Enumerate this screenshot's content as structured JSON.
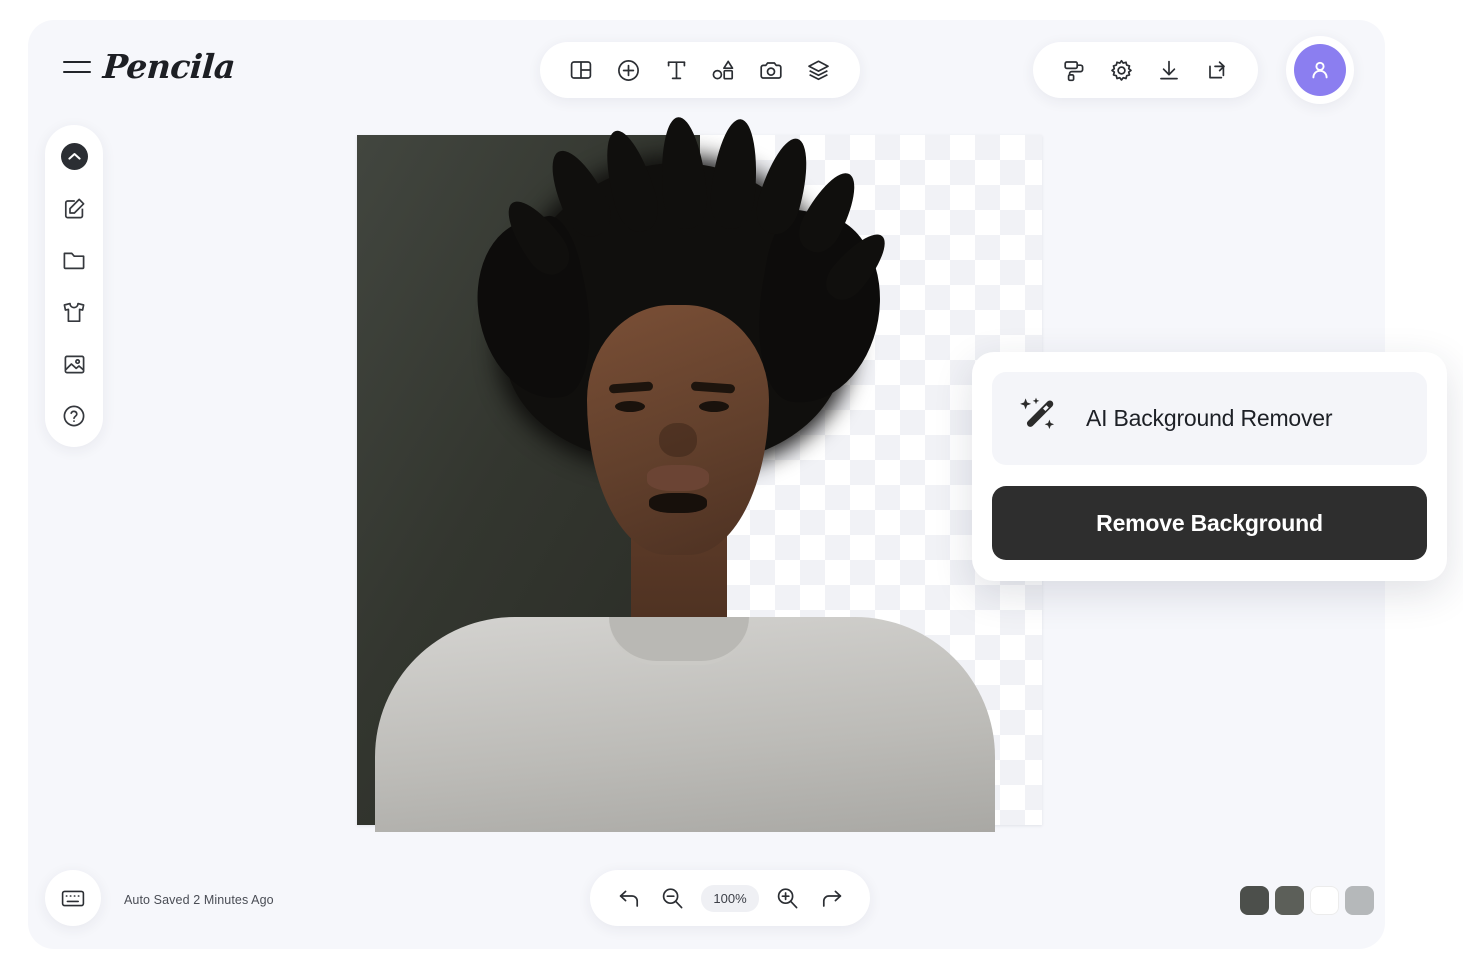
{
  "app": {
    "brand": "Pencila",
    "menu_icon": "hamburger-icon"
  },
  "center_toolbar": {
    "items": [
      {
        "name": "layout-panel-icon",
        "label": "Layout"
      },
      {
        "name": "plus-circle-icon",
        "label": "Add"
      },
      {
        "name": "text-tool-icon",
        "label": "Text"
      },
      {
        "name": "shapes-icon",
        "label": "Shapes"
      },
      {
        "name": "camera-icon",
        "label": "Camera"
      },
      {
        "name": "layers-icon",
        "label": "Layers"
      }
    ]
  },
  "right_toolbar": {
    "items": [
      {
        "name": "paint-roller-icon",
        "label": "Paint"
      },
      {
        "name": "gear-icon",
        "label": "Settings"
      },
      {
        "name": "download-icon",
        "label": "Download"
      },
      {
        "name": "share-icon",
        "label": "Share"
      }
    ],
    "avatar": {
      "name": "avatar",
      "color": "#8b7ef0",
      "icon": "user-icon"
    }
  },
  "sidebar": {
    "items": [
      {
        "name": "sidebar-collapse-toggle",
        "icon": "chevron-up-icon",
        "active": true
      },
      {
        "name": "sidebar-item-edit",
        "icon": "edit-square-icon",
        "active": false
      },
      {
        "name": "sidebar-item-folder",
        "icon": "folder-icon",
        "active": false
      },
      {
        "name": "sidebar-item-apparel",
        "icon": "tshirt-icon",
        "active": false
      },
      {
        "name": "sidebar-item-image",
        "icon": "image-icon",
        "active": false
      },
      {
        "name": "sidebar-item-help",
        "icon": "help-circle-icon",
        "active": false
      }
    ]
  },
  "canvas": {
    "name": "image-canvas",
    "photo_background": "#33362f",
    "checker_light": "#ffffff",
    "checker_dark": "#f1f2f6"
  },
  "panel": {
    "title": "AI Background Remover",
    "icon": "magic-wand-icon",
    "button_label": "Remove Background",
    "button_color": "#2e2e2e",
    "row_color": "#f4f5f9"
  },
  "bottom_bar": {
    "autosave_icon": "keyboard-icon",
    "autosave_text": "Auto Saved 2 Minutes Ago",
    "zoom": {
      "undo_icon": "undo-icon",
      "zoom_out_icon": "zoom-out-icon",
      "level": "100%",
      "zoom_in_icon": "zoom-in-icon",
      "redo_icon": "redo-icon"
    },
    "swatches": [
      {
        "name": "swatch-dark-gray",
        "color": "#4c4f4b"
      },
      {
        "name": "swatch-medium-gray",
        "color": "#5c5f59"
      },
      {
        "name": "swatch-white",
        "color": "#ffffff"
      },
      {
        "name": "swatch-light-gray",
        "color": "#b5b8ba"
      }
    ]
  }
}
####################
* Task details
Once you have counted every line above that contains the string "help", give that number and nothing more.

* Response area
2